Dr. PRIEST: Dr. Black, and he was like 90 when he was still flying.
(Soundbite of laughter)
Mr. D'EON: Are you serious?
Dr. PRIEST: Yeah, right.
Mr. D'EON: Okay, wait a minute. Ninety years old? Now that raises another question. I mean, sure, a pilot might be physically fit to fly, so maybe he won't have a heart attack or a stroke in flight. But what about his mental ability to fly? When do pilots start to lose that mental sharpness they need to fly airplanes?
As I said before, corporate pilots can fly over the age of 60. My father-in-law, Jerry, is one of them. He flies a Citation jet for a company in Las Vegas.
JERRY (Pilot): Some pilots at age 45 can't fly worth a damn anymore, as you well know. And then there are others who can continue to fly well reasonably well. Like a friend of mine said, you're getting old, you can't fly. I said, yeah, I don't fly nearly half as well as I used to, but I still fly twice as good as you do.
(Soundbite of laughter)
Mr. D'EON: Of course we have check rides every year, so Jerry wouldn't be flying now if he wasn't up to it. And he really likes flying. The day I talked to him, it was his birthday and he was getting ready to go fly, and that's exactly what he wanted to be doing on his birthday.
JERRY: Number 75. That's hard to believe.
(Soundbite of laughter)
Mr. D'EON: That's right. His 75th birthday. And still flying. It makes retiring at 60 seem pretty early.
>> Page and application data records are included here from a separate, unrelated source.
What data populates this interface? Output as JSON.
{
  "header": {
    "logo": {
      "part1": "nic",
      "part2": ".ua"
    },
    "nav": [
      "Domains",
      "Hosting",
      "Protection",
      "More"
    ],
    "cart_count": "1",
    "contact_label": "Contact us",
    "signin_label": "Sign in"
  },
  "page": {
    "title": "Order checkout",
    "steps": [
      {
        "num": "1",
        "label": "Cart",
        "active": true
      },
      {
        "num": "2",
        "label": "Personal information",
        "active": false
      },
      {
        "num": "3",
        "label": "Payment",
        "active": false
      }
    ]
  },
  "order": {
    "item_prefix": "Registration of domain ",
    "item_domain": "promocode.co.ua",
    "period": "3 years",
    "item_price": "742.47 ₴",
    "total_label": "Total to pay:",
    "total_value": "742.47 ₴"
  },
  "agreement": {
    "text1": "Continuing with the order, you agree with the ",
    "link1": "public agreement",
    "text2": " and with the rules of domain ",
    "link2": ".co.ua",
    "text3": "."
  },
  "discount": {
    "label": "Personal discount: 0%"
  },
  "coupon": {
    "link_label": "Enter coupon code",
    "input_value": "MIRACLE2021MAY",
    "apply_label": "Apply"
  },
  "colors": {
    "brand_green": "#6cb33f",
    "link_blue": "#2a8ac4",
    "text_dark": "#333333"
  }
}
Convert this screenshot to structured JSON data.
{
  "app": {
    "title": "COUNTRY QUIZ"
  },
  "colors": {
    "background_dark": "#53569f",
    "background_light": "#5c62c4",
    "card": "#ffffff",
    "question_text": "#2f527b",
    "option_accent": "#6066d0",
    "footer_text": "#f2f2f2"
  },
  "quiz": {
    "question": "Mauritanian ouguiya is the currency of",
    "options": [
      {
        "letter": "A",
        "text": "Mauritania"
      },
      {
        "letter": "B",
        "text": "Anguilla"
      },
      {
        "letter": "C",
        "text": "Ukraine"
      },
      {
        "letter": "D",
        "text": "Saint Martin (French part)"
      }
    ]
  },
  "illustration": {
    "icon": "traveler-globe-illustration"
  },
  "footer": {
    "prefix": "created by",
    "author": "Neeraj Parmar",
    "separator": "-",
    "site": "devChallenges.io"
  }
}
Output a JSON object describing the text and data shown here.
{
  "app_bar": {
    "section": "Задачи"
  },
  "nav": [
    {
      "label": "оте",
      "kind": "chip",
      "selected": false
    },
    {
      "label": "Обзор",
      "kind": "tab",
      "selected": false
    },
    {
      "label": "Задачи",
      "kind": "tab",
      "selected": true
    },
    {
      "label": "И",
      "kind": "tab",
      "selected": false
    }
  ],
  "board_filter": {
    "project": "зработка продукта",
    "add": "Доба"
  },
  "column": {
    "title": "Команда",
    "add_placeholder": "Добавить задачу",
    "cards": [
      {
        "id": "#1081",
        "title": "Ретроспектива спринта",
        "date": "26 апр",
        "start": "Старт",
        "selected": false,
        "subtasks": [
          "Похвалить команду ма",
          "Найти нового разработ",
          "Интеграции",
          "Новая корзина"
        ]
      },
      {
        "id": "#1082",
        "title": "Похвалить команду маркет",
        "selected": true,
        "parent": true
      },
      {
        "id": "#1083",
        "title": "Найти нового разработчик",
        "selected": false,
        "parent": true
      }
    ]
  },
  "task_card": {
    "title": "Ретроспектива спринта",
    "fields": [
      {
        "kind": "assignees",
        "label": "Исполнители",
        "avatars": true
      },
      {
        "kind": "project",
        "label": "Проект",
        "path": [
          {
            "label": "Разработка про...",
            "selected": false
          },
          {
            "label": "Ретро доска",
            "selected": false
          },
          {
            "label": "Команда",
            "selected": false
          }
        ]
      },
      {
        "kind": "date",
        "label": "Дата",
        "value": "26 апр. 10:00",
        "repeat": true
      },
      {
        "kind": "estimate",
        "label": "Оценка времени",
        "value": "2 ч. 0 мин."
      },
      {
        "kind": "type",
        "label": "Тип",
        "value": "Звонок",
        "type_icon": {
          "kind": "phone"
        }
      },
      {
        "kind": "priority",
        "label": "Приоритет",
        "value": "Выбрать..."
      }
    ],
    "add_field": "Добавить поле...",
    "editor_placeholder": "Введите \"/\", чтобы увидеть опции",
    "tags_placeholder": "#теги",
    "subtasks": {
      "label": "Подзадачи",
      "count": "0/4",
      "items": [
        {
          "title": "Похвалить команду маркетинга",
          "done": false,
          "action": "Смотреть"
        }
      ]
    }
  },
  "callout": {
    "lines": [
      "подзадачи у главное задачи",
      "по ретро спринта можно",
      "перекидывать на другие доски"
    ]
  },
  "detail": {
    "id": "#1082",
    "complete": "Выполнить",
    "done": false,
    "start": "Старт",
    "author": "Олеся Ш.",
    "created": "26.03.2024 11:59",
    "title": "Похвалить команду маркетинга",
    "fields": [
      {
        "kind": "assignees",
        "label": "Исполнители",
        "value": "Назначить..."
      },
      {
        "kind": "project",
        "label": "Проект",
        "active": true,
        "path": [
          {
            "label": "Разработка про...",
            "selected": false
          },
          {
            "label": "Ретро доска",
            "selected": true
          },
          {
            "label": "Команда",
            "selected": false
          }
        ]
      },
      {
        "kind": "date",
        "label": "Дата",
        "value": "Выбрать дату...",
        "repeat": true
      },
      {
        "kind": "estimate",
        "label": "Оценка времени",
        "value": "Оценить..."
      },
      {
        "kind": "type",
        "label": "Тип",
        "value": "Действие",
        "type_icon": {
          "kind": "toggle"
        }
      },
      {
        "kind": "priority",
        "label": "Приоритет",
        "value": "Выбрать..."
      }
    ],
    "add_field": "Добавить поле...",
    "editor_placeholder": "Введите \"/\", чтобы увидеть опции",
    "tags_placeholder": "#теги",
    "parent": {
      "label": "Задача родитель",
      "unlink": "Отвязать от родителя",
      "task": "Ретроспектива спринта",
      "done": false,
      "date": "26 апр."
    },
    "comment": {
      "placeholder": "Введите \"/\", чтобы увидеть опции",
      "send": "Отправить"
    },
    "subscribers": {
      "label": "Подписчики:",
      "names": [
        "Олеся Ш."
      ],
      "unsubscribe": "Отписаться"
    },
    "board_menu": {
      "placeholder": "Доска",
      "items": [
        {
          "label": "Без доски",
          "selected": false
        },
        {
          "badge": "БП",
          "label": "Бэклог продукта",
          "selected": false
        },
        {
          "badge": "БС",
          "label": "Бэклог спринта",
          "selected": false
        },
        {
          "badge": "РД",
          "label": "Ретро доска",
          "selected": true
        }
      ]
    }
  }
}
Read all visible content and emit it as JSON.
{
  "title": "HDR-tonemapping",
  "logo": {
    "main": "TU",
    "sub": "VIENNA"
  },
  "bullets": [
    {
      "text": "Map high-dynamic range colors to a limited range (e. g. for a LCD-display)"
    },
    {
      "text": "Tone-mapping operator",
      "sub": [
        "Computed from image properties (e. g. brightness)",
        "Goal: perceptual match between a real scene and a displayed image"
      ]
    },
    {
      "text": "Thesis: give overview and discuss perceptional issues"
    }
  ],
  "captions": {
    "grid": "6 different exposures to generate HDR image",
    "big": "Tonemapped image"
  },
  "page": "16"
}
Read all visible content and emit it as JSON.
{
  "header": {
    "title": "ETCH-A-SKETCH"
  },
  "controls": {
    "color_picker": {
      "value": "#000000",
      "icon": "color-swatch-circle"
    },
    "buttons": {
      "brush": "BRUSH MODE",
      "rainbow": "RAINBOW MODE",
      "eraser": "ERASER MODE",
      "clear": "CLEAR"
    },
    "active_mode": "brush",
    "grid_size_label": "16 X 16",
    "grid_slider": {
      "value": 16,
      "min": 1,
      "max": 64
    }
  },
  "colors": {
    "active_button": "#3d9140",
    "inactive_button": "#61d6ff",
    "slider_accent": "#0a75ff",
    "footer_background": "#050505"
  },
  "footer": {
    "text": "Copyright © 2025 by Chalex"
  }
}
And it makes you realize, since the ability to fly safely at any given age varies so much on an individual basis, picking an age for mandatory pilot retirement is a complicated issue. If it was up to me, I'd wait to change the rule into the year 2020. It's a nice round number. It has a good ring to it, and also, that's the year I turn 60.
MONTAGNE: That's airline pilot Joe D'Eon. You can listen to his podcasts at his Web site, flywithjoe.com.